Raw data:
* * * *
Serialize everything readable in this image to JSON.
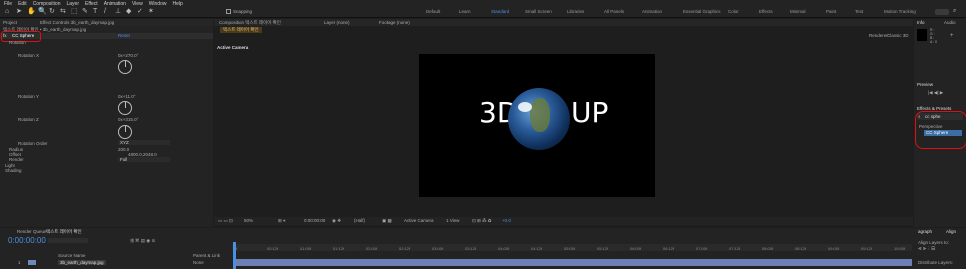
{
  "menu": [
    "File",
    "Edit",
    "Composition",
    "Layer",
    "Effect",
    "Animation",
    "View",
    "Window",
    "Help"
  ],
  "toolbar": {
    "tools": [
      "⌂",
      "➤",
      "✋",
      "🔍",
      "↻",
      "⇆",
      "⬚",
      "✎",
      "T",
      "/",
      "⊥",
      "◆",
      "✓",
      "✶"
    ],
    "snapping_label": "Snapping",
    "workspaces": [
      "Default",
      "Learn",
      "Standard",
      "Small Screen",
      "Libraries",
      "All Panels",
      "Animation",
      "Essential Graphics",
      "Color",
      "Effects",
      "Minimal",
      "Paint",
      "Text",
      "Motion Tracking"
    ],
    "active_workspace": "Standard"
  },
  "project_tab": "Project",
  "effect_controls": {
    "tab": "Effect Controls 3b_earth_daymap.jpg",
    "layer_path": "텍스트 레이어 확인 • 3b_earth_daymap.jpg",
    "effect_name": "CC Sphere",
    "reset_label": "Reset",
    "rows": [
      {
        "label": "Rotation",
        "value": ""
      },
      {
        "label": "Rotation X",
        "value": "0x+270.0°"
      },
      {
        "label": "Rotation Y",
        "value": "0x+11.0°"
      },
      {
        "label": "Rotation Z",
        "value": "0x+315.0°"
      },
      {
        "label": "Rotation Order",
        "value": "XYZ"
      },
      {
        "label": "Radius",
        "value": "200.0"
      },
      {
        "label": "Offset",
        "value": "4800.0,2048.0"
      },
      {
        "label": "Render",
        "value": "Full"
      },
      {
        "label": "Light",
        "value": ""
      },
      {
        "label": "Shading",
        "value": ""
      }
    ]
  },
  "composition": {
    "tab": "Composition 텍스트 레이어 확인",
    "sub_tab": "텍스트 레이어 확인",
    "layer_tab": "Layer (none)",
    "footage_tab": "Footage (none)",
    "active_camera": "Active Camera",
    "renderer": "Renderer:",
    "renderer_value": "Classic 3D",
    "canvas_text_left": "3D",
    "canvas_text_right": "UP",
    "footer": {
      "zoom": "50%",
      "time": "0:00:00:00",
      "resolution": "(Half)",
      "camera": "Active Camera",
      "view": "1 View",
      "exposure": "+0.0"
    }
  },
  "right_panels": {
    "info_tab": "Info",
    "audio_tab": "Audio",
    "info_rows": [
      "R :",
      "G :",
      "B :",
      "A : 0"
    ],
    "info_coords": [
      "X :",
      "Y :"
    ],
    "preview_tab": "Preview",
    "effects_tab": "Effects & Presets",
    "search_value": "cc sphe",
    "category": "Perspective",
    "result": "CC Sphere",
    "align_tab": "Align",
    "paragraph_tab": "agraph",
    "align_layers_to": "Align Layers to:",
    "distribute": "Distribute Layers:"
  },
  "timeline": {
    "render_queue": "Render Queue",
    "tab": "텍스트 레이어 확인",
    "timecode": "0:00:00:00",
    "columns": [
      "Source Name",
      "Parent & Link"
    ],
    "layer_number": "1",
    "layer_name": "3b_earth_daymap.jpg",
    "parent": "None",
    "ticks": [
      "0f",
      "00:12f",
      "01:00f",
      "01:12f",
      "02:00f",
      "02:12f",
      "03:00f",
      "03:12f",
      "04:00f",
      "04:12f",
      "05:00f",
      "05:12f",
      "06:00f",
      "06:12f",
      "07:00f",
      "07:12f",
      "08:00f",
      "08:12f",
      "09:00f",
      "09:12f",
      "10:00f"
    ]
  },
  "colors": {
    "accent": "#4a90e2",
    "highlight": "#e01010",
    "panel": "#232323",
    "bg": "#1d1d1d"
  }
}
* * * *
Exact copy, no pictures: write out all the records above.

Serialize everything readable in this image to JSON.
{
  "menu": [
    "File",
    "Edit",
    "Composition",
    "Layer",
    "Effect",
    "Animation",
    "View",
    "Window",
    "Help"
  ],
  "toolbar": {
    "tools": [
      "⌂",
      "➤",
      "✋",
      "🔍",
      "↻",
      "⇆",
      "⬚",
      "✎",
      "T",
      "/",
      "⊥",
      "◆",
      "✓",
      "✶"
    ],
    "snapping_label": "Snapping",
    "workspaces": [
      "Default",
      "Learn",
      "Standard",
      "Small Screen",
      "Libraries",
      "All Panels",
      "Animation",
      "Essential Graphics",
      "Color",
      "Effects",
      "Minimal",
      "Paint",
      "Text",
      "Motion Tracking"
    ],
    "active_workspace": "Standard"
  },
  "project_tab": "Project",
  "effect_controls": {
    "tab": "Effect Controls 3b_earth_daymap.jpg",
    "layer_path": "텍스트 레이어 확인 • 3b_earth_daymap.jpg",
    "effect_name": "CC Sphere",
    "reset_label": "Reset",
    "rows": [
      {
        "label": "Rotation",
        "value": ""
      },
      {
        "label": "Rotation X",
        "value": "0x+270.0°"
      },
      {
        "label": "Rotation Y",
        "value": "0x+11.0°"
      },
      {
        "label": "Rotation Z",
        "value": "0x+315.0°"
      },
      {
        "label": "Rotation Order",
        "value": "XYZ"
      },
      {
        "label": "Radius",
        "value": "200.0"
      },
      {
        "label": "Offset",
        "value": "4800.0,2048.0"
      },
      {
        "label": "Render",
        "value": "Full"
      },
      {
        "label": "Light",
        "value": ""
      },
      {
        "label": "Shading",
        "value": ""
      }
    ]
  },
  "composition": {
    "tab": "Composition 텍스트 레이어 확인",
    "sub_tab": "텍스트 레이어 확인",
    "layer_tab": "Layer (none)",
    "footage_tab": "Footage (none)",
    "active_camera": "Active Camera",
    "renderer": "Renderer:",
    "renderer_value": "Classic 3D",
    "canvas_text_left": "3D",
    "canvas_text_right": "UP",
    "footer": {
      "zoom": "50%",
      "time": "0:00:00:00",
      "resolution": "(Half)",
      "camera": "Active Camera",
      "view": "1 View",
      "exposure": "+0.0"
    }
  },
  "right_panels": {
    "info_tab": "Info",
    "audio_tab": "Audio",
    "info_rows": [
      "R :",
      "G :",
      "B :",
      "A : 0"
    ],
    "info_coords": [
      "X :",
      "Y :"
    ],
    "preview_tab": "Preview",
    "effects_tab": "Effects & Presets",
    "search_value": "cc sphe",
    "category": "Perspective",
    "result": "CC Sphere",
    "align_tab": "Align",
    "paragraph_tab": "agraph",
    "align_layers_to": "Align Layers to:",
    "distribute": "Distribute Layers:"
  },
  "timeline": {
    "render_queue": "Render Queue",
    "tab": "텍스트 레이어 확인",
    "timecode": "0:00:00:00",
    "columns": [
      "Source Name",
      "Parent & Link"
    ],
    "layer_number": "1",
    "layer_name": "3b_earth_daymap.jpg",
    "parent": "None",
    "ticks": [
      "0f",
      "00:12f",
      "01:00f",
      "01:12f",
      "02:00f",
      "02:12f",
      "03:00f",
      "03:12f",
      "04:00f",
      "04:12f",
      "05:00f",
      "05:12f",
      "06:00f",
      "06:12f",
      "07:00f",
      "07:12f",
      "08:00f",
      "08:12f",
      "09:00f",
      "09:12f",
      "10:00f"
    ]
  },
  "colors": {
    "accent": "#4a90e2",
    "highlight": "#e01010",
    "panel": "#232323",
    "bg": "#1d1d1d"
  }
}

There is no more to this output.